In momentum, one type of technical trading, a trader looks for signs of a stock about to explode. This is when a sizeable unidirectional movement in price occurs on a high volume over a long period, which could lead to a profitable outcome. The momentum trader already has a technical analysis by looking at stock charts to find signs of a breakout.
The indicators used in momentum trading represent only a tiny portion of the chart and graph patterns available to technical traders.
Different types of trading
Here’s an overview of the most common types of equity trades before we get into technical trading.
- Scalping A scalper makes dozens to hundreds of trades a day to “scalp” or make a small profit on each trade.
- Momentum trading: Momentum traders look for stocks that move significantly in one direction and have high volumes. These traders try to ride the momentum to their desired profit.
- Technical Trading: Technical traders focus on charts and graphs. They look for lines on graphs of stocks or indexes that may indicate Buy or Sell signals.
- Fundamental Trading Fundamentalists are traders who trade companies based on fundamental analysis. This involves examining corporate events, such as earnings reports or stock splits that have occurred or will occur, reorganizations, or acquisitions.
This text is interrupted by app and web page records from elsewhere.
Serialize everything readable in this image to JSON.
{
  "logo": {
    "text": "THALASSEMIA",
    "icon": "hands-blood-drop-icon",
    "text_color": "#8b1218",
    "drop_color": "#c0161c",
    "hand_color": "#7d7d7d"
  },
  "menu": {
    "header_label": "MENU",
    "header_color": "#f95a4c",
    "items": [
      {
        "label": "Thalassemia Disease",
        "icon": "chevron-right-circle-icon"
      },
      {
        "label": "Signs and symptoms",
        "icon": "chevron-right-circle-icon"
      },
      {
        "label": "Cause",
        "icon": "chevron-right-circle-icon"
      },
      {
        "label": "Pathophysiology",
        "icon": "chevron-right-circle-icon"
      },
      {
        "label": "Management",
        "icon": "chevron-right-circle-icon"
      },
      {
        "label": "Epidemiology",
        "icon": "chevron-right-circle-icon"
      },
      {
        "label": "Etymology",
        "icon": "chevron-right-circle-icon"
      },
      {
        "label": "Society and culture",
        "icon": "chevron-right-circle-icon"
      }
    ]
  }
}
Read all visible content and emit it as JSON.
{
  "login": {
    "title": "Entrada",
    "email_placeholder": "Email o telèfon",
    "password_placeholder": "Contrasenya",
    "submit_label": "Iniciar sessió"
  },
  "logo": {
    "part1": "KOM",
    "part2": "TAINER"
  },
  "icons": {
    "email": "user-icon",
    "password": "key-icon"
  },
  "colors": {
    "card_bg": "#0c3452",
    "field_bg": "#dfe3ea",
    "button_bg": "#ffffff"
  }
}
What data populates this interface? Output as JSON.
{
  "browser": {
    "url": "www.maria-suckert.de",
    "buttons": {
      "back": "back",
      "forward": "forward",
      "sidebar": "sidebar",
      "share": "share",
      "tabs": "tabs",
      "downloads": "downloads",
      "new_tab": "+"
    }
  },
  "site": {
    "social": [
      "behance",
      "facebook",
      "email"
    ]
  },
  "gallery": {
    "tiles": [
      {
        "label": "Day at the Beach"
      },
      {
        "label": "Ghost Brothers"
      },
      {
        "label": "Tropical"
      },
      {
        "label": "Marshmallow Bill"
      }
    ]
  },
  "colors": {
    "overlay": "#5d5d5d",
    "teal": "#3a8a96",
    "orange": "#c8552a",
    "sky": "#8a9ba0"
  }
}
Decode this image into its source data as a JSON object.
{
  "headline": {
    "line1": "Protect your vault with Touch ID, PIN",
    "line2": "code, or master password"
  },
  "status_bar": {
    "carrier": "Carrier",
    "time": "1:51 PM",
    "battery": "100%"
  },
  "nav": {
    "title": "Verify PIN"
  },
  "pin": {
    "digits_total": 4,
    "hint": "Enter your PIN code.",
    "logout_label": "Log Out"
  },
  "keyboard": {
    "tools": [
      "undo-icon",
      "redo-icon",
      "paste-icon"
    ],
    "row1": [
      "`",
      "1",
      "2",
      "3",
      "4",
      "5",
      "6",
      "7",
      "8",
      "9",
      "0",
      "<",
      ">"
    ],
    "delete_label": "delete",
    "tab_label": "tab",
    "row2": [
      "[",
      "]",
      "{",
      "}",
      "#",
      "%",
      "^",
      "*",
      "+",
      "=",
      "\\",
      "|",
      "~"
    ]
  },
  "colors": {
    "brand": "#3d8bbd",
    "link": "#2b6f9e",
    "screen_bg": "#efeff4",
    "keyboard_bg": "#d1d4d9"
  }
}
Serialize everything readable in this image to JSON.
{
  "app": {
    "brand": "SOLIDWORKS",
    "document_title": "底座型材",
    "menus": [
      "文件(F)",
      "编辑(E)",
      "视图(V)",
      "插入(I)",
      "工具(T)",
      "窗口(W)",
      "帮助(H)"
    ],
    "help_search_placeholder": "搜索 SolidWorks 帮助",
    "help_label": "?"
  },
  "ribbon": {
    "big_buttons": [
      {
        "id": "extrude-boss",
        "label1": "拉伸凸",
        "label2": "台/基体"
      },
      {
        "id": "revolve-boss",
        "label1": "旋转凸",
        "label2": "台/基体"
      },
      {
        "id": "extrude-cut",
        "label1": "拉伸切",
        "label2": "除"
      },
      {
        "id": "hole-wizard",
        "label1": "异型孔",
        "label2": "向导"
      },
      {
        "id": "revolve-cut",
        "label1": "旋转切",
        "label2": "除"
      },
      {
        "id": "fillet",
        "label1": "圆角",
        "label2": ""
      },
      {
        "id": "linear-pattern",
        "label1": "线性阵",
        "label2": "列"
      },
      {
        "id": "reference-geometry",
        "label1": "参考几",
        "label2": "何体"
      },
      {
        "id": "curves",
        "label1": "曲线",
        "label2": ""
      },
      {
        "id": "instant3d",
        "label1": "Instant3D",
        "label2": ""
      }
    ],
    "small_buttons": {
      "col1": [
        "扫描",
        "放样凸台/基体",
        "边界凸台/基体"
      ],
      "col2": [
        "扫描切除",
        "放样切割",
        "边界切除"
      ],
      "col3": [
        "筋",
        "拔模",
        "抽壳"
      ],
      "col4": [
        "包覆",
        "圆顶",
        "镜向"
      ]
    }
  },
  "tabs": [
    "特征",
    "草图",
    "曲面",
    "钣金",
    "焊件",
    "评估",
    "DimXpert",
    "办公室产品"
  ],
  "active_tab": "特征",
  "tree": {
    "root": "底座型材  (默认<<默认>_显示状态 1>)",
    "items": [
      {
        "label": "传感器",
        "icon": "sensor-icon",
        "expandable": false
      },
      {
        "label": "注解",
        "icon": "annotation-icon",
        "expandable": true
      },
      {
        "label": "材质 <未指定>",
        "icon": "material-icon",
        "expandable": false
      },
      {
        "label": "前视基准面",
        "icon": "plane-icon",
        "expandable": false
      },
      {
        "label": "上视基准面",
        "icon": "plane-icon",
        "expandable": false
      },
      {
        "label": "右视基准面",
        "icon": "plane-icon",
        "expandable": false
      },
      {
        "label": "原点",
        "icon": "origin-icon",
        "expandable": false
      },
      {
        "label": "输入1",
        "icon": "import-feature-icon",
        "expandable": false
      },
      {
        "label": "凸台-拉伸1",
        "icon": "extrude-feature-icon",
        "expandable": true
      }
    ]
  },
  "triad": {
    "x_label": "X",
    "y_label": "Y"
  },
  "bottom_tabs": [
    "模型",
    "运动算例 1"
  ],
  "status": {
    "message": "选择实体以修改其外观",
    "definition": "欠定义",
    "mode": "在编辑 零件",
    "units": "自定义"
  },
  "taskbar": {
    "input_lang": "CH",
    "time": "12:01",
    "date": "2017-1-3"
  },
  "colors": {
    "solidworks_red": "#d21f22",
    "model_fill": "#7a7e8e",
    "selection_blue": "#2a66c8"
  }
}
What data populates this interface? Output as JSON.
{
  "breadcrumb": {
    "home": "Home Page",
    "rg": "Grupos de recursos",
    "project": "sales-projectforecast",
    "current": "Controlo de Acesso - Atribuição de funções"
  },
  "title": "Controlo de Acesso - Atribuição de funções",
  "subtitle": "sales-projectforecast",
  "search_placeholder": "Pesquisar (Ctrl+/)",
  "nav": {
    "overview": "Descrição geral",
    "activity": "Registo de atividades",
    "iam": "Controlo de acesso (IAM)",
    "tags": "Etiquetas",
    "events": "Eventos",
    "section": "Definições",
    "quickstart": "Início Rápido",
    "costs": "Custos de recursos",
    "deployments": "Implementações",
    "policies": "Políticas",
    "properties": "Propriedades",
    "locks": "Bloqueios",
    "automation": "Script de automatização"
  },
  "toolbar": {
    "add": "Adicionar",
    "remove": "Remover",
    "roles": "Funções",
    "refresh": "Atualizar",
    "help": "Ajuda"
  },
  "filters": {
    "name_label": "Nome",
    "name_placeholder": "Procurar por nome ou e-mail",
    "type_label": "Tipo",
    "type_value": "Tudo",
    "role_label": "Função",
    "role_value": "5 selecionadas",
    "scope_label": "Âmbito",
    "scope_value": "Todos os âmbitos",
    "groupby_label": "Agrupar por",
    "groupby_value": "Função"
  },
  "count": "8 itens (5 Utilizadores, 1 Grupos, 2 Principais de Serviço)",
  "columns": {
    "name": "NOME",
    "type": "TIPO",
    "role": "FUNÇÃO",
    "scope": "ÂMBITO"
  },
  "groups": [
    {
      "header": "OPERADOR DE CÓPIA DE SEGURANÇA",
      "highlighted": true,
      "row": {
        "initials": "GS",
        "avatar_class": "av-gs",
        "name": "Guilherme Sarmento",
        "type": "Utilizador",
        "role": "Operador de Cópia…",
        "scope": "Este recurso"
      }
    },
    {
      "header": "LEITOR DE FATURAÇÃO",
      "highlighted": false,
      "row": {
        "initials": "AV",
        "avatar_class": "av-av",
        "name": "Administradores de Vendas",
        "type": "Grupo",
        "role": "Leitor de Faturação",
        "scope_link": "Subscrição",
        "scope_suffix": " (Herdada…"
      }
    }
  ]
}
- Swing Trading Swing traders are fundamental traders that hold their positions for more than one day. Most fundamentalists are swing traders since it takes several days or weeks for a change in fundamentals to cause a sufficient price move to allow the trader to make a profit.
The novice trader may experiment with all these styles. Still, they should choose a niche that matches their investing experience and knowledge with a style they feel motivated to dedicate further research, education, and practice. There are entire textbooks devoted to every class, although some titles, like “Day Trade Online” and “How to Get Started in Electronic Day Trading,” are unclear about the type of trading they advocate.
Exploring Technical Trading
Technical trading is an encompassing style of trading that does not limit itself to trading. A technician will use historical trading patterns to predict the future of stocks. Meteorologists and economists use the same approach: they look to the past to gain insight into the future. We all know that forecasts are often inaccurate.
Some technical indicators may only be helpful for specific industries, while others only apply to stocks of a particular classification. Some technical indicators are valid only for specific sectors. Others may only apply to stores that fall into a certain category (for instance, supplies in a range of liquidity and capitalization). Some indicators are only relevant to particular stocks because of the patterns highly traded stocks may exhibit over time.
Technical indicators like momentum are not the best way to determine when to buy and sell. Although they do not provide accurate timing predictions, they can be used to identify stocks suitable for more detailed analysis using Level 2. Technical analysis is a good starting point. Still, it does not always predict future performance.
This discussion is limited to indicators applicable to individual stocks. Many hands might be helpful to predict an index or a data-component=” link,” data-ordinal=” 1,” data source=” inlineLink,” and data type=” internalLink.” This discussion will only cover indicators that apply to specific stocks. Many other indicators could be used to predict an industry or index.
Common groups of technical indicators:
- Relative Strength Index: This measures a stock’s recent performance compared to its historic strength by comparing current and historical closes. If the RSI is above 80, it may be a sign of overbought, indicating a signal to sell. The RSI below 20 may indicate that the stock is oversold, which would be a good buy signal.
- Range Trading: A graph plots highs, lows, and closing prices over time. Support and opposition are then drawn at the bottom and the top of the range. A breakout is when the price moves above or below the field for a short period.
- Pattern Analyses: This is the most accessible form of technical analysis to understand. Price charts are examined for patterns that have appeared historically in the stock in question or marks observed in many stores throughout history. Most commonly seen designs include head-and-shoulders patterns, triangles up or down, rounded tops and bottoms, cups-and handle formation.
- The Trend Analysis: A highly complex and mathematical analysis of trends looks at both short- and long-term trends and attempts to identify cross-overs where prices cross their long-term mean. Moving averages are long-term averages that smooth out a range of prices over a certain period. They do this by averaging data points and plotting the smoothed lines against the stock price. Moving average convergence divergence is used to identify crossovers and divergence, convergence, and overbought or oversold conditions.
- Analysis of Gap: An opening price that is higher or lower than the previous day’s closing price can be due to company news published overnight or other factors. The gap trader looks at the performance of a stock above or beneath its opening price, which could indicate future movement. The trader may make decisions that are more similar to those of a momentum trader rather than a technical analyst.